Ipswich Crown Court had heard from VOSA that Jasvinder Arora, from Feltham, driving for Ocean Xpress Logistics, had driven for 24 hours without taking proper rest. VOSA had already warned the driver.
RHA Policy for “Safer operation and fairer competition in road haulage”
The RHA had previously called for mandatory prison sentences for those found guilty of falsifying their tachograph records as part of a broader compliance strategy paper, Safer operation and fairer competition in road haulage:
A 7.5 tonne weight restriction remains in place on the M4 between Junctions 1 and 3 in both directions as a result of ongoing repair work at the Boston Manor Viaduct.
It is very important that drivers of vehicles of 7.5 tonnes or more comply with this restriction.
If you operate vehicles weighing 7.5 tonnes or more and use the M4 between junctions 1 and 3, please ensure your drivers follow the clearly signed diversion route using the dual carriageways of the A312 and A4. This applies to both eastbound and westbound traffic.
VOSA is working closely with the Met Police and the Highways Agency to identify and take action against road users who do not comply. This action includes the issuing of fixed penalties for vehicles not complying with the weight restriction and reporting repeat offenders to the Traffic Commissioner.
The OCRS scheme was due to be rolled out on 30th April 2012. But due to technical errors the roll out never took place. VOSA are now seeking views from within industry, before a new date for implementation is announced.
***AUGUST UPDATE : OCRS will change 1 Oct 2012
In April we informed you that the introduction of improvements to the current Operator Compliance Risk Score (OCRS) system was delayed due to some technical issues discovered during a system test.
These issues have been resolved and a full round of rigorous system-testing has now been completed. Improvements to OCRS will be introduced on 1 October 2012
On 4 December 2011, the operator licensing exemption for small trailers with an unladen weight not exceeding 1020kgs for hire or reward operations was removed.

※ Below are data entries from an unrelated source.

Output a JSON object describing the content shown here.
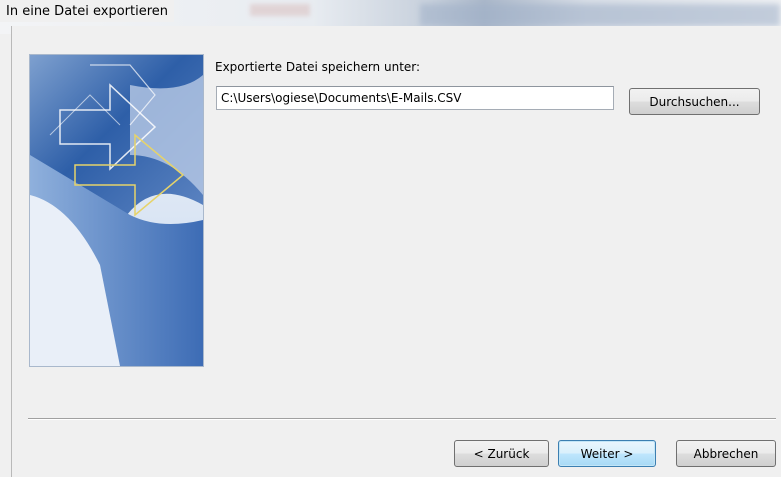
{
  "window": {
    "title": "In eine Datei exportieren"
  },
  "main": {
    "label": "Exportierte Datei speichern unter:",
    "path_value": "C:\\Users\\ogiese\\Documents\\E-Mails.CSV",
    "browse_label": "Durchsuchen..."
  },
  "footer": {
    "back_label": "< Zurück",
    "next_label": "Weiter >",
    "cancel_label": "Abbrechen"
  },
  "colors": {
    "banner_blue": "#2e5fa8",
    "banner_light": "#c9d9ee",
    "arrow_yellow": "#e6d36a",
    "default_button_border": "#3c7fb1"
  },
  "icons": [
    "export-wizard-banner"
  ]
}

If you operate a goods vehicle and tow a trailer for hire or reward, where the maximum train weight exceeds 3.5 tonnes, you are likely to be within scope of goods vehicle operator licensing and should seek further advice from VOSA. Some dual purpose vehicles and any trailers drawn by them are still exempt but again, if you are unsure whether or not this means you, you should seek further advice from VOSA.
Hire or reward
In this context, hire or reward operations are those which primarily carry other peoples’ goods. This would bring into scope transport and general haulage companies, courier companies, parcel delivery companies etc.
An operation may be classified as hire or reward by virtue of the fact that other peoples’ goods are being transported. However, if delivery of those goods are not the primary activity, then the operation is still exempt.
So landscape gardeners, for example – who transport plants that are not the property of the landscape gardening business – are still exempt because their primary activity is landscape gardening, not transport.
Companies new to operator licensing
This change to the legislation will bring in to scope many companies that do not currently need an operator licence.
Some operators may therefore be unaware of the changes being introduced. If however, it is apparent that an operator has been advised of the changes and has not subsequently made an application for a licence, enforcement action will be taken.
If you’re not sure if you’re exempt from O-licensing requirements, email email@example.com for further advice.